— TASK PROMPT —
Could you return all of the entries word for word, minus any pictures?

^^^^^^^^^^^^^^^^

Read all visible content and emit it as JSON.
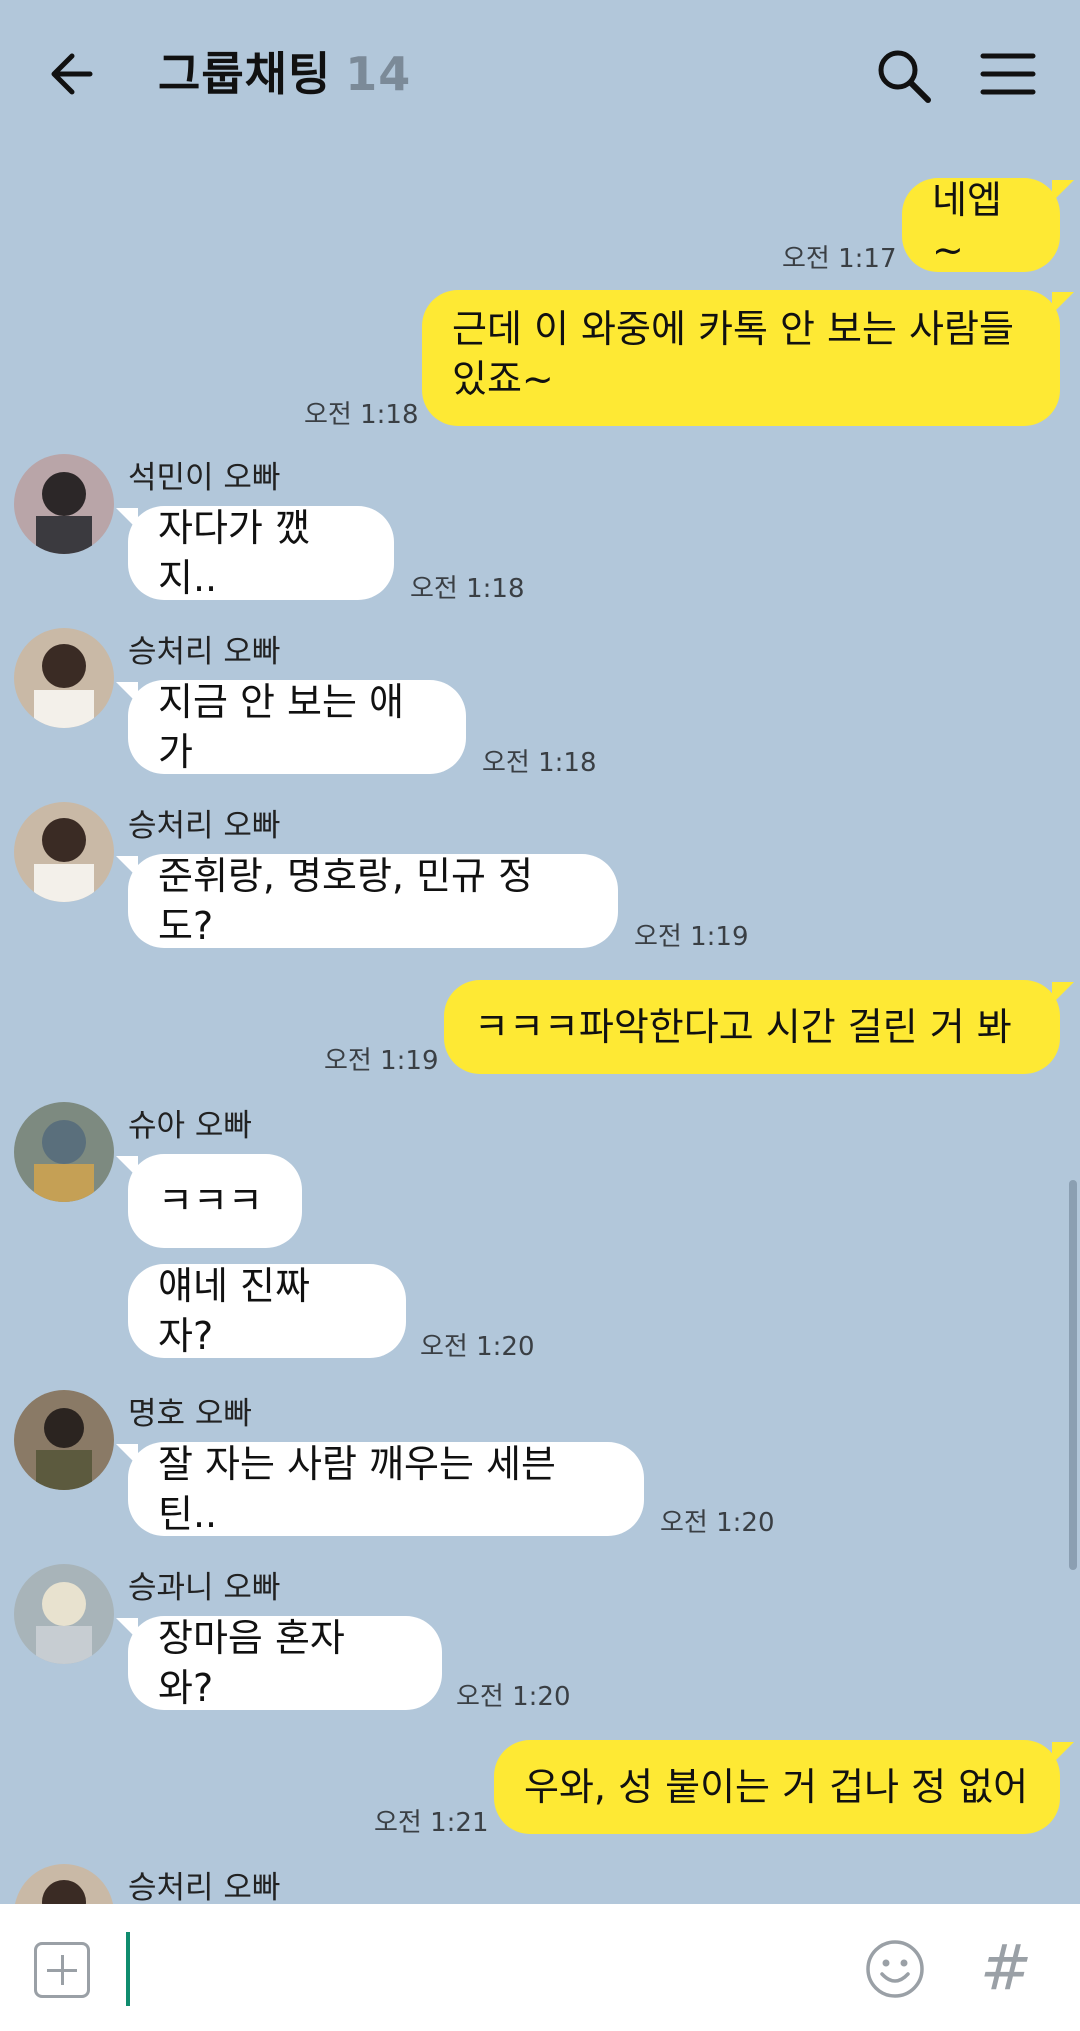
{
  "header": {
    "title": "그룹채팅",
    "member_count": "14"
  },
  "messages": [
    {
      "text": "네엡~",
      "time": "오전 1:17"
    },
    {
      "text": "근데 이 와중에 카톡 안 보는 사람들 있죠~",
      "time": "오전 1:18"
    },
    {
      "sender": "석민이 오빠",
      "text": "자다가 깼지..",
      "time": "오전 1:18"
    },
    {
      "sender": "승처리 오빠",
      "text": "지금 안 보는 애가",
      "time": "오전 1:18"
    },
    {
      "sender": "승처리 오빠",
      "text": "준휘랑, 명호랑, 민규 정도?",
      "time": "오전 1:19"
    },
    {
      "text": "ㅋㅋㅋ파악한다고 시간 걸린 거 봐",
      "time": "오전 1:19"
    },
    {
      "sender": "슈아 오빠",
      "text": "ㅋㅋㅋ"
    },
    {
      "text": "얘네 진짜 자?",
      "time": "오전 1:20"
    },
    {
      "sender": "명호 오빠",
      "text": "잘 자는 사람 깨우는 세븐틴..",
      "time": "오전 1:20"
    },
    {
      "sender": "승과니 오빠",
      "text": "장마음 혼자 와?",
      "time": "오전 1:20"
    },
    {
      "text": "우와, 성 붙이는 거 겁나 정 없어",
      "time": "오전 1:21"
    },
    {
      "sender": "승처리 오빠"
    }
  ],
  "colors": {
    "background": "#b2c7da",
    "my_bubble": "#fee934",
    "their_bubble": "#ffffff"
  },
  "icons": [
    "back-arrow-icon",
    "search-icon",
    "menu-icon",
    "plus-icon",
    "emoji-icon",
    "hashtag-icon"
  ],
  "input": {
    "value": "",
    "hash_symbol": "#"
  }
}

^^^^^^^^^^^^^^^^

— ANSWER TO THE EXERCISE —
Read all visible content and emit it as JSON.
{
  "header": {
    "title": "그룹채팅",
    "member_count": "14"
  },
  "messages": [
    {
      "text": "네엡~",
      "time": "오전 1:17"
    },
    {
      "text": "근데 이 와중에 카톡 안 보는 사람들 있죠~",
      "time": "오전 1:18"
    },
    {
      "sender": "석민이 오빠",
      "text": "자다가 깼지..",
      "time": "오전 1:18"
    },
    {
      "sender": "승처리 오빠",
      "text": "지금 안 보는 애가",
      "time": "오전 1:18"
    },
    {
      "sender": "승처리 오빠",
      "text": "준휘랑, 명호랑, 민규 정도?",
      "time": "오전 1:19"
    },
    {
      "text": "ㅋㅋㅋ파악한다고 시간 걸린 거 봐",
      "time": "오전 1:19"
    },
    {
      "sender": "슈아 오빠",
      "text": "ㅋㅋㅋ"
    },
    {
      "text": "얘네 진짜 자?",
      "time": "오전 1:20"
    },
    {
      "sender": "명호 오빠",
      "text": "잘 자는 사람 깨우는 세븐틴..",
      "time": "오전 1:20"
    },
    {
      "sender": "승과니 오빠",
      "text": "장마음 혼자 와?",
      "time": "오전 1:20"
    },
    {
      "text": "우와, 성 붙이는 거 겁나 정 없어",
      "time": "오전 1:21"
    },
    {
      "sender": "승처리 오빠"
    }
  ],
  "colors": {
    "background": "#b2c7da",
    "my_bubble": "#fee934",
    "their_bubble": "#ffffff"
  },
  "icons": [
    "back-arrow-icon",
    "search-icon",
    "menu-icon",
    "plus-icon",
    "emoji-icon",
    "hashtag-icon"
  ],
  "input": {
    "value": "",
    "hash_symbol": "#"
  }
}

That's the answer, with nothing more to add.